Have you ever noticed that your garden always blooms in a particular succession, only to be completely thrown off by the weather one year?
These are examples of questions that beg to be answered by those who are watchful of the natural world. The search for those answers might lead you to a deeper connection with life, a keener eye for drawing or might even provide helpful data to scientists studying changes in the climate.
Giving yourself some quiet time to observe nature, to write or draw about it, focuses ones attention. As you begin to notice details you hadn’t seen before, what was once passed over as commonplace becomes extraordinary. It is in noticing these details that the curiosity begins. It is this sense of curiosity and wonder that opens the door to understanding, and along with increased understanding, comes deepened observation skills, expanded writing, drawing and communication skills, development of a “personal voice,” and practice in the use of the scientific process to investigate answers.
Students who engage in nature journaling often move through viewing the out of doors as a place solely for recreation to a place of discoveries — an extended classroom. By narrowing journaling practice to a small well-defined outdoor area that is revisited repeatedly, teachers can allow for some familiarity of place so that students can witness changes over time and make important connections that inform a stonger understanding of science.

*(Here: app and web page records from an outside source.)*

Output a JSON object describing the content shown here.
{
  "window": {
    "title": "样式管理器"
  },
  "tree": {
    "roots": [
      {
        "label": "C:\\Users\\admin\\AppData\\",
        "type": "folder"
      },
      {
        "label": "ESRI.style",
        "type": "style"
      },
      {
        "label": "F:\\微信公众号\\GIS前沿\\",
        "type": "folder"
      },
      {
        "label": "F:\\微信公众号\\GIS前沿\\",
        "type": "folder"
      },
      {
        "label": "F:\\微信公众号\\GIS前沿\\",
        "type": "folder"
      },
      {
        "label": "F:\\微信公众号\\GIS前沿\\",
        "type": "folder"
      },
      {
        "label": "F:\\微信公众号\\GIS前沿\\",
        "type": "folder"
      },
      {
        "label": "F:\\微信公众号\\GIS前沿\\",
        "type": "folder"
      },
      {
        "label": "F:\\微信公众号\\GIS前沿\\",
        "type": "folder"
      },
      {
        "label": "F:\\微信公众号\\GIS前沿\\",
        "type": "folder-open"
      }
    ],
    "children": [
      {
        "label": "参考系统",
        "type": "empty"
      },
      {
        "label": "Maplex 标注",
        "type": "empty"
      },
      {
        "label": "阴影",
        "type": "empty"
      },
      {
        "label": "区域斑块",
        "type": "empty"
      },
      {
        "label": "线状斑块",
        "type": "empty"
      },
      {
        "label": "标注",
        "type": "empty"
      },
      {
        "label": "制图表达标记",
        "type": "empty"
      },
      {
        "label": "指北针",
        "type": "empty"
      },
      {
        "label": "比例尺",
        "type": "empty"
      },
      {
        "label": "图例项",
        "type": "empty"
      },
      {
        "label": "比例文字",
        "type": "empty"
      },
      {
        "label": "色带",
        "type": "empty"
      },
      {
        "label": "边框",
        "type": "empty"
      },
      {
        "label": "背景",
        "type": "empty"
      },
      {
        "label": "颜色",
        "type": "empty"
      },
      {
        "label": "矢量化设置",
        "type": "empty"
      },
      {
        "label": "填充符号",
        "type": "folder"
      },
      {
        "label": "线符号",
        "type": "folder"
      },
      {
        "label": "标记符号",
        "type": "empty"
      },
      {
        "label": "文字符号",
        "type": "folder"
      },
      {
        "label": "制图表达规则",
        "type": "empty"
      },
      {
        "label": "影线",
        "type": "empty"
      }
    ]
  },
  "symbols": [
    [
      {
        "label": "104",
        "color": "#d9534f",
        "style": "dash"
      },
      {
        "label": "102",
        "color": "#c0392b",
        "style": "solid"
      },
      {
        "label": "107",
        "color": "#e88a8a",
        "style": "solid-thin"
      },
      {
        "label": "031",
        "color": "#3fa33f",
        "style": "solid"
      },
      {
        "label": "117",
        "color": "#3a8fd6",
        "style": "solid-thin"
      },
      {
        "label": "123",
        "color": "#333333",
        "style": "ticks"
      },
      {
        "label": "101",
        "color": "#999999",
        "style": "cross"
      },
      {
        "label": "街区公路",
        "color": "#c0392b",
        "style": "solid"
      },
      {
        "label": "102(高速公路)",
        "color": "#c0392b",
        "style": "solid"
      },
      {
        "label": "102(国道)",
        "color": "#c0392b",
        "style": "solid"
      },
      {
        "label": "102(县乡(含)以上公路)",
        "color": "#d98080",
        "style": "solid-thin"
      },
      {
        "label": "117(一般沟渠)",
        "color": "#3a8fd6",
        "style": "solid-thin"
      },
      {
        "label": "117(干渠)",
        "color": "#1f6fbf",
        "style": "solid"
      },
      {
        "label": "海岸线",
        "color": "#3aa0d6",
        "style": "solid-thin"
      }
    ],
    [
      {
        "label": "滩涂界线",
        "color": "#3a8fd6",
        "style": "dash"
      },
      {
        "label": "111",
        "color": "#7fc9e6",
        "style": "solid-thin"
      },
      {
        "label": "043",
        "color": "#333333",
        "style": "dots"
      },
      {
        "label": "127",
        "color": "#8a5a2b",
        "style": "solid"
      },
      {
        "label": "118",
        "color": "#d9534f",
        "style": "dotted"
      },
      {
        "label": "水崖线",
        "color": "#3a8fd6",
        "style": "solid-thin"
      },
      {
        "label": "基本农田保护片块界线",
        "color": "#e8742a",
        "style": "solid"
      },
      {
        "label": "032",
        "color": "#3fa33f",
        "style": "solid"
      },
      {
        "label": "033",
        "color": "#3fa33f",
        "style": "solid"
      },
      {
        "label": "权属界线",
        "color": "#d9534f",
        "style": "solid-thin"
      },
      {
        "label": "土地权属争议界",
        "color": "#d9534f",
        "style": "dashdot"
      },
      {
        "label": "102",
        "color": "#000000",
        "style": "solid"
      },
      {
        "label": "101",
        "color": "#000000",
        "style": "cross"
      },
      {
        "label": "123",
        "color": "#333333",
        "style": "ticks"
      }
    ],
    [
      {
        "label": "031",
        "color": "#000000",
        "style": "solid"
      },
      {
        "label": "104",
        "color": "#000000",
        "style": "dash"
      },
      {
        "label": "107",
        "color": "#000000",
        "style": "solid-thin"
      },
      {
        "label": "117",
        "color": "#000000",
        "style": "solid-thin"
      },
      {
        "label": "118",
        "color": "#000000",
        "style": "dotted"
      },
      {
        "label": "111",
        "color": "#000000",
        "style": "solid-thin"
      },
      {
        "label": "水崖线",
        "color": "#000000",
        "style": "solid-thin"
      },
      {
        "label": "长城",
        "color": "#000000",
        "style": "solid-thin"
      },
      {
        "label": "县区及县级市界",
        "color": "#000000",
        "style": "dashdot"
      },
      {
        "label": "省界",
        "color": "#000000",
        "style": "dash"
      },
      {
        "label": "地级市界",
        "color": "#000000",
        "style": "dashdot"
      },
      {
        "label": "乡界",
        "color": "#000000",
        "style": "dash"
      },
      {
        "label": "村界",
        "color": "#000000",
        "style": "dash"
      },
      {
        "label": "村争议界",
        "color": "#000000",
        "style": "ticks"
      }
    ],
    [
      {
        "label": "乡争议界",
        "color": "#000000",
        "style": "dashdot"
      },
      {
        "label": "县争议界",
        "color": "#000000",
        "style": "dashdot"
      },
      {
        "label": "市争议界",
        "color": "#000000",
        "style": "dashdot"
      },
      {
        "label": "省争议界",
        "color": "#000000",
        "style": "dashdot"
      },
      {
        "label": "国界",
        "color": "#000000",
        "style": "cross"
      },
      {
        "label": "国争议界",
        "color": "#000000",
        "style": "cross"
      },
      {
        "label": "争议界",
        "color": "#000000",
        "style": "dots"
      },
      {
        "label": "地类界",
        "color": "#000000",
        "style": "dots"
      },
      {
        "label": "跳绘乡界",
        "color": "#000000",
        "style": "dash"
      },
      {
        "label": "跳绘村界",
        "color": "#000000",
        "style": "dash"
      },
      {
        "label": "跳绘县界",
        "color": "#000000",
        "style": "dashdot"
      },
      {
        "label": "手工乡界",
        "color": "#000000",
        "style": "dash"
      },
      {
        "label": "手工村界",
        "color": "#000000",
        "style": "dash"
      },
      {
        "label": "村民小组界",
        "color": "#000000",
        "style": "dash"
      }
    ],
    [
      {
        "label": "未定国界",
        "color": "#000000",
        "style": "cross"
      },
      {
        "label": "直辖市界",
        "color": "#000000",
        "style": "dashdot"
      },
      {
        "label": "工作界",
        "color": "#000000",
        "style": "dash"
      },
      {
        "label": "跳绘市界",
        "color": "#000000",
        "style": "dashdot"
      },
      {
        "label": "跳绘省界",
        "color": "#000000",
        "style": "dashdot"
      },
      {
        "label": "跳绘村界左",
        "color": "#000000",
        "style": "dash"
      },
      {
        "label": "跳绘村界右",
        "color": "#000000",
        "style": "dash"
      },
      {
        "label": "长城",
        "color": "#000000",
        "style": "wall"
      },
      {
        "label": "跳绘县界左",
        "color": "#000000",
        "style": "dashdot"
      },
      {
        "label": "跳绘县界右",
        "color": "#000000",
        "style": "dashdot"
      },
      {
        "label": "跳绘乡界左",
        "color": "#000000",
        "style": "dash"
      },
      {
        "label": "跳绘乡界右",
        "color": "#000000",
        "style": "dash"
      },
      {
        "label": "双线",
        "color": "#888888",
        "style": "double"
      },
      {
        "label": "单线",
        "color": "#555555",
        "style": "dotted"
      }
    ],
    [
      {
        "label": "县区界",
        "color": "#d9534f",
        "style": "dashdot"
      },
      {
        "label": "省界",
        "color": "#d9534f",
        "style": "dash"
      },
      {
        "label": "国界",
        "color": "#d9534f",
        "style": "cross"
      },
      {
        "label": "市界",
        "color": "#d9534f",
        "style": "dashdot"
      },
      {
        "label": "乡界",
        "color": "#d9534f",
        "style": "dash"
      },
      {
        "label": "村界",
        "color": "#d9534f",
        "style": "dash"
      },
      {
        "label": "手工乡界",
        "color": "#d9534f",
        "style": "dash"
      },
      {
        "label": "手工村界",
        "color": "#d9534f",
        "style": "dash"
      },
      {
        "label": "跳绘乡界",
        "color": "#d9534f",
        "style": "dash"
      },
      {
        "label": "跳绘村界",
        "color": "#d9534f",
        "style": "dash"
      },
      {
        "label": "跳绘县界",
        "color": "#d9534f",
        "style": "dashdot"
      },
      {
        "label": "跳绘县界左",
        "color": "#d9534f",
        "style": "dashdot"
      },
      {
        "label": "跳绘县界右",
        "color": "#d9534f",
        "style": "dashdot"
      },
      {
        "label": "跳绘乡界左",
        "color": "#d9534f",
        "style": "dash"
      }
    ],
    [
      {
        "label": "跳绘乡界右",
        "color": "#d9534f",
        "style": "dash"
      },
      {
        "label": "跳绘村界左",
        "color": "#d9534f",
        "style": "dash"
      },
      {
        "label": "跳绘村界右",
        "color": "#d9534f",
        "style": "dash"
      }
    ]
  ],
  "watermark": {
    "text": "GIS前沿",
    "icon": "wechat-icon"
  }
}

Diane W. Husic, Ph.D., Chair and Professor, Department of Biological Sciences, Moravian College, explains the value of involving the community in journaling: “As an educator and a conservationist, two of my greatest concerns are a) how seldom people get outside to appreciate nature, to truly observe the wonders in the natural world; and b) the increasing public distrust of science. If people don’t appreciate the environment around them, then who is going to fight to preserve our resources and the natural beauty of wild places? And if we don’t trust science, then how can we work together to understand how our world is changing and how we can work to save our environment from the many threats we place upon it? Science, beautifully and unexpectedly touches the lives of all of us, and too few people appreciate that.”
For local horticulturist and garden writer, Pam Ruch, drawing and writing in her field journal “is not about capturing images but about uncovering stories. …The story of the world, which holds a million other stories, is one without an ending.”
Excerpt from writings of Pam Ruch —
For the past six weeks I have gone nowhere (well, almost nowhere) without my journaling bag of tricks—binoculars, a loupe, a ruler, pens, colored pencils—and I’ve practiced the art of observation. I saw dodder twining counterclockwise around and around the winged stems of Verbesina alternifolia and slowly, over the weeks, sucking the life out of them. I saw a cicada climbing a broomstick, and a trio of ants carrying a dead earthworm down under. I spied on a green heron. One morning I watched as four species of bees gorged themselves on pollen on the face of a sunflower. A week later the bumblebee, or her hivemate, was still methodically combing through the approximately two thousand disc florets so that each and every one would reach seedhood. I defy anyone to closely observe a bumblebee at work and not come away with admiration and even affection for the industrious creature.